BEGIN

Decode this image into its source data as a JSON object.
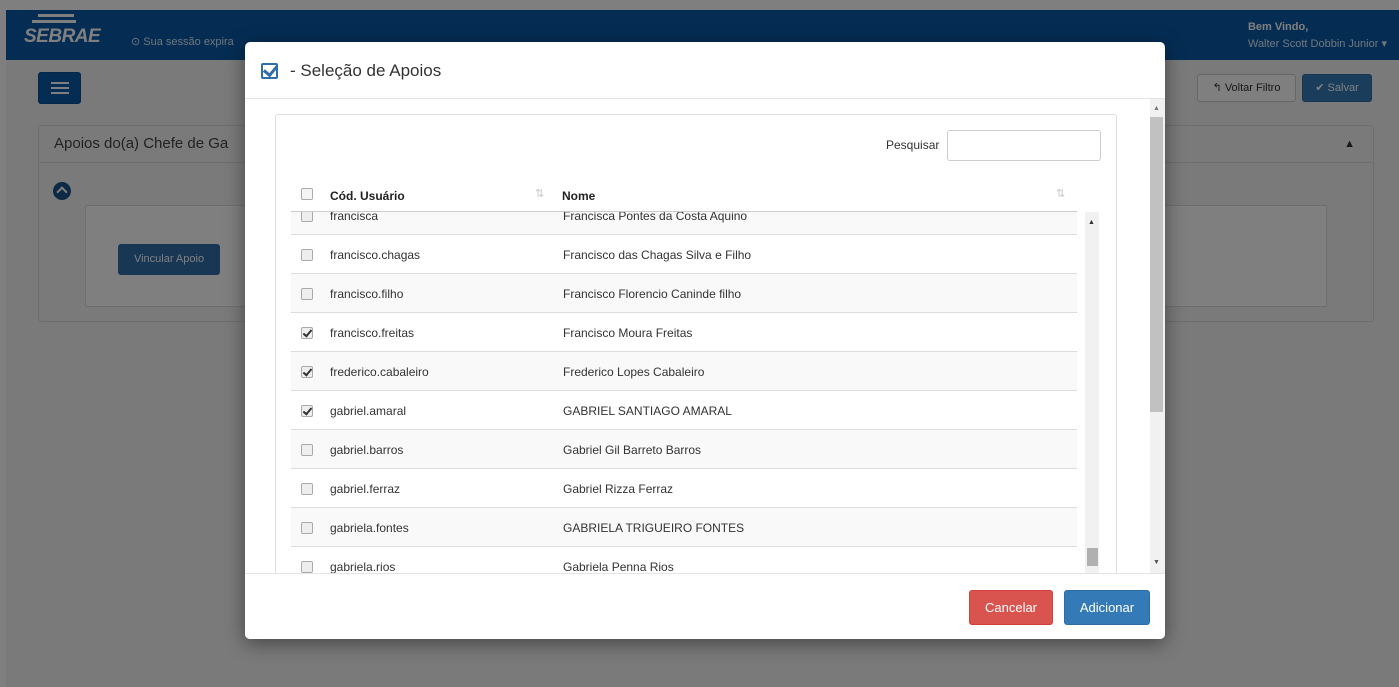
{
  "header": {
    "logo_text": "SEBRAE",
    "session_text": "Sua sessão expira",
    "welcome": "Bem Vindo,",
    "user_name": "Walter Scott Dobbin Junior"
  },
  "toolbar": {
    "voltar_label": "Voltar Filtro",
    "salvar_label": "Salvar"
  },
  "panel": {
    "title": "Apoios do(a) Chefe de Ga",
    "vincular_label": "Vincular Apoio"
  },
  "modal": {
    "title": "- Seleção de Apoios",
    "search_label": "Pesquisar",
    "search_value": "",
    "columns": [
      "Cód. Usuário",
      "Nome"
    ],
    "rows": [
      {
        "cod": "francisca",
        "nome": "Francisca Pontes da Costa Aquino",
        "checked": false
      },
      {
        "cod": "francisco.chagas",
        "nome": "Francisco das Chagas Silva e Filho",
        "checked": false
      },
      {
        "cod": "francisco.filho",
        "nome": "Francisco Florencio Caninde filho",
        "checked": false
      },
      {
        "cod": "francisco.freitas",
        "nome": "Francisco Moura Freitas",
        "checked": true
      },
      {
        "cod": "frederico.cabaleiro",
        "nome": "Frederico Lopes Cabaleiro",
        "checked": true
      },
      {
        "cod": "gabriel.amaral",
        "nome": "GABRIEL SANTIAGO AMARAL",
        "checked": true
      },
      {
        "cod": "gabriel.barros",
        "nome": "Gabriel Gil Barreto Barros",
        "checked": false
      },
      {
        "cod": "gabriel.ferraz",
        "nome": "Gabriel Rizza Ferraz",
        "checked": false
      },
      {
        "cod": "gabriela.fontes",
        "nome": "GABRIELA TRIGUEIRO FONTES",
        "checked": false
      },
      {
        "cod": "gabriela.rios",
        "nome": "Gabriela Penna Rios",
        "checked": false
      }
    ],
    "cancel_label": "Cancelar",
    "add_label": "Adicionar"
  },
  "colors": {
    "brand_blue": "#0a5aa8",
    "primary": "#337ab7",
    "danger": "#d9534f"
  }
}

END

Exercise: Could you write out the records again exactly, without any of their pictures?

Reply to the exercise:
Decode this image into its source data as a JSON object.
{
  "header": {
    "logo_text": "SEBRAE",
    "session_text": "Sua sessão expira",
    "welcome": "Bem Vindo,",
    "user_name": "Walter Scott Dobbin Junior"
  },
  "toolbar": {
    "voltar_label": "Voltar Filtro",
    "salvar_label": "Salvar"
  },
  "panel": {
    "title": "Apoios do(a) Chefe de Ga",
    "vincular_label": "Vincular Apoio"
  },
  "modal": {
    "title": "- Seleção de Apoios",
    "search_label": "Pesquisar",
    "search_value": "",
    "columns": [
      "Cód. Usuário",
      "Nome"
    ],
    "rows": [
      {
        "cod": "francisca",
        "nome": "Francisca Pontes da Costa Aquino",
        "checked": false
      },
      {
        "cod": "francisco.chagas",
        "nome": "Francisco das Chagas Silva e Filho",
        "checked": false
      },
      {
        "cod": "francisco.filho",
        "nome": "Francisco Florencio Caninde filho",
        "checked": false
      },
      {
        "cod": "francisco.freitas",
        "nome": "Francisco Moura Freitas",
        "checked": true
      },
      {
        "cod": "frederico.cabaleiro",
        "nome": "Frederico Lopes Cabaleiro",
        "checked": true
      },
      {
        "cod": "gabriel.amaral",
        "nome": "GABRIEL SANTIAGO AMARAL",
        "checked": true
      },
      {
        "cod": "gabriel.barros",
        "nome": "Gabriel Gil Barreto Barros",
        "checked": false
      },
      {
        "cod": "gabriel.ferraz",
        "nome": "Gabriel Rizza Ferraz",
        "checked": false
      },
      {
        "cod": "gabriela.fontes",
        "nome": "GABRIELA TRIGUEIRO FONTES",
        "checked": false
      },
      {
        "cod": "gabriela.rios",
        "nome": "Gabriela Penna Rios",
        "checked": false
      }
    ],
    "cancel_label": "Cancelar",
    "add_label": "Adicionar"
  },
  "colors": {
    "brand_blue": "#0a5aa8",
    "primary": "#337ab7",
    "danger": "#d9534f"
  }
}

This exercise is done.